Intel takes the next step in its efforts to use light to speed up the transfer of data, unveiling a prototype interconnect that uses light to transmit data at up to 50G bps.
Intel engineers have created a prototype of an interconnect
that uses light rather than copper wiring to speed up data transfer within a
system to as fast as 50 gigabits per second.
The breakthrough is the
latest step by Intel
to create a light-based technology that would replace
copper wiring and electrons to transmit data at significantly faster
rates-company officials during a conference call July 27 with journalists
talked about as fast as 400G bps-and at longer distances.
The optical interconnect technology could solve a number of
problems, Intel CTO Justin Rattner said.
Copper wires are reaching their limit in their ability to transmit data,
Rattner said. Currently data can be moved at 10G bps over copper wires, and
some vendors are pushing into the 40G-bps arena. And with copper wires, as
speed increases, it becomes more difficult to move electrons over longer
"We've traded performance over distance," he said.
This is becoming an increasing larger issue as the amount of

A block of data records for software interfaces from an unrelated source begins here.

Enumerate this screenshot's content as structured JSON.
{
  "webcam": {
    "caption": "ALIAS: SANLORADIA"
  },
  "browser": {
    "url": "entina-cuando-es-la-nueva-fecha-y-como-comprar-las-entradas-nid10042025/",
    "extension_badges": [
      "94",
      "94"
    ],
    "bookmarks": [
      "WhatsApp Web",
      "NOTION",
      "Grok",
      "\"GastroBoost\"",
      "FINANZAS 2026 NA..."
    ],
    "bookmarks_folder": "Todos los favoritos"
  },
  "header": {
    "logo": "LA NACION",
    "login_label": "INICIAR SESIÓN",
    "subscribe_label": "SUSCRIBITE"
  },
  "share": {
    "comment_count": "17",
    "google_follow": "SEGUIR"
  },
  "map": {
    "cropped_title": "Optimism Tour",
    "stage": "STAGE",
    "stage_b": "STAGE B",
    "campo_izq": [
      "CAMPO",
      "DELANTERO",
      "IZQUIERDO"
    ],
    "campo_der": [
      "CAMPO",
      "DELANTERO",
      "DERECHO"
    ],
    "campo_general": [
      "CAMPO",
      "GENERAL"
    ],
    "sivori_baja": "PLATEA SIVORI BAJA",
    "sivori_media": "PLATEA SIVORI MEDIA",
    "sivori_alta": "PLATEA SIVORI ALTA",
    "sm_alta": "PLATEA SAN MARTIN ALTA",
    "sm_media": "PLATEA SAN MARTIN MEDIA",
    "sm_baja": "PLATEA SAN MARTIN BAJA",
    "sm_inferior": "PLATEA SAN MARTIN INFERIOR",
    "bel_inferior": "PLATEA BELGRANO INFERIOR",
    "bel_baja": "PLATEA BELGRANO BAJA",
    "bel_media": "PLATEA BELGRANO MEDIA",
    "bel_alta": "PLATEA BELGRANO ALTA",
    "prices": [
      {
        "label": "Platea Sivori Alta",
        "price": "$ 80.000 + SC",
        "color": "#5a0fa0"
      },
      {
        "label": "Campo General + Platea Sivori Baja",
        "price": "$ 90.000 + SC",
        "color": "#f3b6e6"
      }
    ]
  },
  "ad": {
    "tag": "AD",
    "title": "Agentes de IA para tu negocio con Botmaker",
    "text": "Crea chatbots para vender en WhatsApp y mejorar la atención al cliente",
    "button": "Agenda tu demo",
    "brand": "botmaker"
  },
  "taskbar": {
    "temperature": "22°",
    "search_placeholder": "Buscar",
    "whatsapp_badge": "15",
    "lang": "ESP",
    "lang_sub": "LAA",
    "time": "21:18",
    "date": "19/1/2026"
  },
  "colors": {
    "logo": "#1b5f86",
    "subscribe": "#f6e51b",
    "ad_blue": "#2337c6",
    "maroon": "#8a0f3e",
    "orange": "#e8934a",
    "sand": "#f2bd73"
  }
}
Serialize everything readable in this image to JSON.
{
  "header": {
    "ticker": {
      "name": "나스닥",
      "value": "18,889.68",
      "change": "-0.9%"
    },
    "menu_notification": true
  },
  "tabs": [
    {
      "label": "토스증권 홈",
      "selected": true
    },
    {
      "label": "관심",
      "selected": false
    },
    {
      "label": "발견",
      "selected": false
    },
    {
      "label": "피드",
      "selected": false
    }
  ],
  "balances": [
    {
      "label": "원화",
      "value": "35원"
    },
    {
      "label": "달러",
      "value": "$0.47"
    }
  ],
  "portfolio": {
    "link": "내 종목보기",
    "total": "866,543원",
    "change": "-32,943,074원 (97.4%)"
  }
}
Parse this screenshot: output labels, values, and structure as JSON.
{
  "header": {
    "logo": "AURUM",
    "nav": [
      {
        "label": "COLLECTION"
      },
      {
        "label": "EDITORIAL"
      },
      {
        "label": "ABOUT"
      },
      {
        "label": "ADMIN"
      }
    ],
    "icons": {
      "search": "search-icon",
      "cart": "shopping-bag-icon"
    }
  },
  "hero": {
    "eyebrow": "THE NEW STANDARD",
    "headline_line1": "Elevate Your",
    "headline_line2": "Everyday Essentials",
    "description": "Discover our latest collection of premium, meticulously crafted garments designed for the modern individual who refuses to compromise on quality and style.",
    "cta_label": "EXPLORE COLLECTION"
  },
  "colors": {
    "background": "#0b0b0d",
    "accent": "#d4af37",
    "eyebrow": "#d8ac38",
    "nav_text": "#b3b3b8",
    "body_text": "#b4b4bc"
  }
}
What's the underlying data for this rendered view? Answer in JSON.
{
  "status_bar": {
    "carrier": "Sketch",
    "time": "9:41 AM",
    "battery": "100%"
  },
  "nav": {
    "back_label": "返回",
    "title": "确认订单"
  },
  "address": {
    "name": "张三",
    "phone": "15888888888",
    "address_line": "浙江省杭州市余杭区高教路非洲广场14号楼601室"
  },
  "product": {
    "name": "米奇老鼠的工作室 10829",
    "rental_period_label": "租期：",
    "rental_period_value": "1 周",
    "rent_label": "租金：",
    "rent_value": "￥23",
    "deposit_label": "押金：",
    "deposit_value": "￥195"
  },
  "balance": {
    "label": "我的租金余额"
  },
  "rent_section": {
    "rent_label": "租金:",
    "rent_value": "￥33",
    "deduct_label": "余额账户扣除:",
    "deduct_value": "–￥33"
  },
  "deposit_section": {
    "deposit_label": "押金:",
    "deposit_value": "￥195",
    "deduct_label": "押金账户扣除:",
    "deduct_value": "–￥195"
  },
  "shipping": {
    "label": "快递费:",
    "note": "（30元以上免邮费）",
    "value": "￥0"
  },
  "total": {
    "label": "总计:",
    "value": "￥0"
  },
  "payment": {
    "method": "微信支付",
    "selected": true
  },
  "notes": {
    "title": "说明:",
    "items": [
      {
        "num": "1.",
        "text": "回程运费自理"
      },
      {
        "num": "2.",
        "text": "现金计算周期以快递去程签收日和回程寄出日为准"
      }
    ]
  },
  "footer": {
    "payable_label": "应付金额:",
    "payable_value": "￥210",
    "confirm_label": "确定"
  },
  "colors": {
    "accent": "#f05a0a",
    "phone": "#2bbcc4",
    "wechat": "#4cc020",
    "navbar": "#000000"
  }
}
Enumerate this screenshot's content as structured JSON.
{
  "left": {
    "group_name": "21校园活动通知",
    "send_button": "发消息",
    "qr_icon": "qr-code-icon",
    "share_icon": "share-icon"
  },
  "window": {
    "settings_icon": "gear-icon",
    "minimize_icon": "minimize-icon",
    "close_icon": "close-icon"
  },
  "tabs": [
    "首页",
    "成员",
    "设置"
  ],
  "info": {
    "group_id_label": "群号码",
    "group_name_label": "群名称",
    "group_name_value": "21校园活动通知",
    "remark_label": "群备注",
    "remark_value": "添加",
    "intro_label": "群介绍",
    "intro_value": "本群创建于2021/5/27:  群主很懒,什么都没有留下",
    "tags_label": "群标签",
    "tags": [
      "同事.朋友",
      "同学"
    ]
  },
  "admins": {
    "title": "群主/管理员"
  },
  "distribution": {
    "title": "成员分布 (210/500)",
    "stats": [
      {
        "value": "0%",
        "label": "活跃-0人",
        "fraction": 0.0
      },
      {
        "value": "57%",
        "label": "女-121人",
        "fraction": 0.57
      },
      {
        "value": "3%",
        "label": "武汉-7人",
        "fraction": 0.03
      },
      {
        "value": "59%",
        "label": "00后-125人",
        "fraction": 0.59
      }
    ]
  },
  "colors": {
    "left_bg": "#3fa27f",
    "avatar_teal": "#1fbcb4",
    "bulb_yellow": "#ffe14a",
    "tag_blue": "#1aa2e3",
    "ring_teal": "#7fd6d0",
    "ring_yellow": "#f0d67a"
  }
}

data that needs to be moved-thanks to the rise of social media and video, among
other things-is growing rapidly. Using light to move data will not only significantly
increase the speed of transfer, but also the distance.
"Photonics gives us the ability to move vast amounts of
data across the room or across the globe at extremely high speed," Rattner
Rattner and Mario Paniccia, Intel Fellow and director of Intel's
Photonics Technology Lab, both said they expect, should everything continue at
its current pace, products with optical interconnects to start hitting the
market in servers, PCs and mobile devices in the middle of the decade.
Light already is used in a number of applications. Lasers can
be found in DVD players and in fiber optics
for long-distance communications. However, for what Intel officials are talking
about, a real challenge is cost, Rattner said.
Intel wants to find a way to bring the cost down to the point
where it makes financial sense to use it in common electronic devices. That
will be a challenge going forward, Rattner and Paniccia said.
"A lot of the costs have to be taken out, or it won't be
practical," Rattner said.
Paniccia said Intel researchers "have a good sense of the
challenges" of bringing the optical interconnect technology to market. In
addition, the prototype proves that Intel can assemble the necessary pieces and
make it work. Rattner said that Intel isn't waiting on any new invention to
move this forward. All the pieces are in place. It's now a matter of continuing
to refine it, putting it into chips and then getting it into the manufacturing
stream, a process that could take the next few years.
A number of other companies, including IBM,
also are working on photonics.
While Intel is pushing forward with its research, it also has a project
under way to create an optical interconnect-dubbed "Light Peak"-to
connect a number of devices to PCs that can be up to 100 meters away. Light
Peak is designed to transmit data
at speeds up to of 10G bps.